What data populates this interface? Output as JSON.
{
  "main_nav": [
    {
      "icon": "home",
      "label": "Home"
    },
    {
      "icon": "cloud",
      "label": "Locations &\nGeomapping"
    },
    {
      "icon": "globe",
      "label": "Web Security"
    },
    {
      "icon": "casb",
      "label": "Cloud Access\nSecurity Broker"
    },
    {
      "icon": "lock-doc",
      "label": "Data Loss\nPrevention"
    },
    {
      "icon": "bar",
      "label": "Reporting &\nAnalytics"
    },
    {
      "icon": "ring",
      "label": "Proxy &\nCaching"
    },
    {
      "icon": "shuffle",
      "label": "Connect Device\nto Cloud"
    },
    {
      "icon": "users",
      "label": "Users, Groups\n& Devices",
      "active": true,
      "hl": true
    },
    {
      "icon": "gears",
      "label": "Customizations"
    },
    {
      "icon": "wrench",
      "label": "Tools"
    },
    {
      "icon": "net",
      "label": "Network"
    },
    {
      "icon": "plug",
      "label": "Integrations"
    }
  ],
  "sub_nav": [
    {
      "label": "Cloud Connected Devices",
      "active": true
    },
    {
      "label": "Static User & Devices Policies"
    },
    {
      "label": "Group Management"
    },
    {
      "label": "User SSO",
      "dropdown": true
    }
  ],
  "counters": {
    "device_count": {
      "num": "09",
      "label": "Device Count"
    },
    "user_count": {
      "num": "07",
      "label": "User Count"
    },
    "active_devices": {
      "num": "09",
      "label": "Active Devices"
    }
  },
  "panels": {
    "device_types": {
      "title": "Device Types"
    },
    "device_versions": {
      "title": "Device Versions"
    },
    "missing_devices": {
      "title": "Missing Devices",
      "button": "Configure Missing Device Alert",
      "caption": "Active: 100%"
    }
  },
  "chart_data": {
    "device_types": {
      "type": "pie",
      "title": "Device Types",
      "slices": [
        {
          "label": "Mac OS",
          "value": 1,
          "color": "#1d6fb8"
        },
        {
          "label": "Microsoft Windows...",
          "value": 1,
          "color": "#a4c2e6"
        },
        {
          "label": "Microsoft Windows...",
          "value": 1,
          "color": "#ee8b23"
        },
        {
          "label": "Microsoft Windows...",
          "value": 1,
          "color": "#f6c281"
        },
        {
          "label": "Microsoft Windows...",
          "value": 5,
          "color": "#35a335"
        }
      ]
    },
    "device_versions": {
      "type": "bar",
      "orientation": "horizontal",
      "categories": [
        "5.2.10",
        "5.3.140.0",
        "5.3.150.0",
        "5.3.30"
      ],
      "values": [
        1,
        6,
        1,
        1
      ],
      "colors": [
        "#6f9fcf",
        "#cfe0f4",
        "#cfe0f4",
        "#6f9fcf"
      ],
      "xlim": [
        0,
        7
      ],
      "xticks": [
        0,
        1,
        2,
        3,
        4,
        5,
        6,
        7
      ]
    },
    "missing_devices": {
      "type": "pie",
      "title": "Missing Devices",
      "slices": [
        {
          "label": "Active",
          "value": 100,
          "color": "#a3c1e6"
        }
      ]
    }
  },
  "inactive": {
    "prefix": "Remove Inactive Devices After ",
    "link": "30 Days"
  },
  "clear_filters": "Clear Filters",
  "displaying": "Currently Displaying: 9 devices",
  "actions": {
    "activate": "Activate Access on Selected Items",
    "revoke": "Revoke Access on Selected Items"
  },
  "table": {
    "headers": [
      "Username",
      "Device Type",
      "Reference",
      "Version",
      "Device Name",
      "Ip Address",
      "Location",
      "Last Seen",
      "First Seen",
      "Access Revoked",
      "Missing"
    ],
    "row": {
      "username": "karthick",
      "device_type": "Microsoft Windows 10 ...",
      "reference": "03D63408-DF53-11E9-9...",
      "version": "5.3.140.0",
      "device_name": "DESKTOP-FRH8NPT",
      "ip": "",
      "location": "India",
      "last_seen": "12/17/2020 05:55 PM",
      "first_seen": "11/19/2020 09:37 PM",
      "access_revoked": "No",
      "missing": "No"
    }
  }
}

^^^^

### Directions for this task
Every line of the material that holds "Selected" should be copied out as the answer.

### Answer for this exercise
    "activate": "Activate Access on Selected Items",
    "revoke": "Revoke Access on Selected Items"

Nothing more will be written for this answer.